With the biggest team in investment-grade Australian fixed-income and over $6 billion in FUM, Coolabah Capital Investments publishes unique insights and research on markets and macroeconomics from around the world overlaid leveraging its 13 analysts and 5 portfolio managers. Click the ‘CONTACT’ button below to get in touch.

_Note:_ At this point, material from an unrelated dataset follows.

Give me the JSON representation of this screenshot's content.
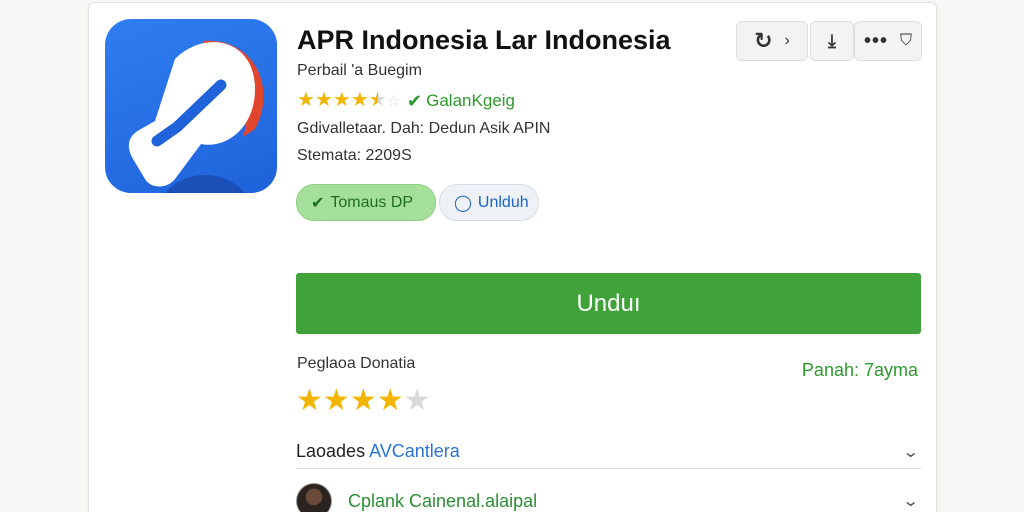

Investment Disclaimer Past performance does not assure future returns. All investments carry risks, including that the value of investments may vary, future returns may differ from past returns, and that your capital is not guaranteed. This information has been prepared by Coolabah Capital Investments Pty Ltd (ACN 153 327 872). It is general information only and is not intended to provide you with financial advice. You should not rely on any information herein in making any investment decisions. To the extent permitted by law, no liability is accepted for any loss or damage as a result of any reliance on this information. The Product Disclosure Statement (PDS) for the funds should be considered before deciding whether to acquire or hold units in it. A PDS for these products can be obtained by visiting Neither Coolabah Capital Investments Pty Ltd, EQT Responsible Entity Services Ltd (ACN 101 103 011), Equity Trustees Ltd (ACN 004 031 298) nor their respective shareholders, directors and associated businesses assume any liability to investors in connection with any investment in the funds, or guarantees the performance of any obligations to investors, the performance of the funds or any particular rate of return. The repayment of capital is not guaranteed. Investments in the funds are not deposits or liabilities of any of the above-mentioned parties, nor of any Authorised Deposit-taking Institution. The funds are subject to investment risks, which could include delays in repayment and/or loss of income and capital invested. Past performance is not an indicator of nor assures any future returns or risks. Coolabah Capital Institutional Investments Pty Ltd holds Australian Financial Services Licence No. 482238 and is an authorised representative #001277030 of EQT Responsible Entity Services Ltd that holds Australian Financial Services Licence No. 223271. Equity Trustees Ltd that holds Australian Financial Services Licence No. 240975. Forward-Looking Disclaimer This presentation contains some forward-looking information. These statements are not guarantees of future performance and undue reliance should not be placed on them. Such forward-looking statements necessarily involve known and unknown risks and uncertainties, which may cause actual performance and financial results in future periods to differ materially from any projections of future performance or result expressed or implied by such forward-looking statements. Although forward-looking statements contained in this presentation are based upon what Coolabah Capital Investments Pty Ltd believes are reasonable assumptions, there can be no assurance that forward-looking statements will prove to be accurate, as actual results and future events could differ materially from those anticipated in such statements. Coolabah Capital Investments Pty Ltd undertakes no obligation to update forward-looking statements if circumstances or management’s estimates or opinions should change except as required by applicable securities laws. The reader is cautioned not to place undue reliance on forward-looking statements.

2 topics

Christopher Joye
Portfolio Manager & Chief Investment Officer
Coolabah Capital

Chris co-founded Coolabah in 2011, which today runs $7 billion with a team of 33 executives focussed on generating credit alpha from mispricings across fixed-income markets. In 2019, Chris was selected as one of FE fundinfo’s Top 10 “Alpha...

I would like to

Only to be used for sending genuine email enquiries to the Contributor. Livewire Markets Pty Ltd reserves its right to take any legal or other appropriate action in relation to misuse of this service.

Personal Information Collection Statement
Your personal information will be passed to the Contributor and/or its authorised service provider to assist the Contributor to contact you about your investment enquiry. They are required not to use your information for any other purpose. Our privacy policy explains how we store personal information and how you may access, correct or complain about the handling of personal information.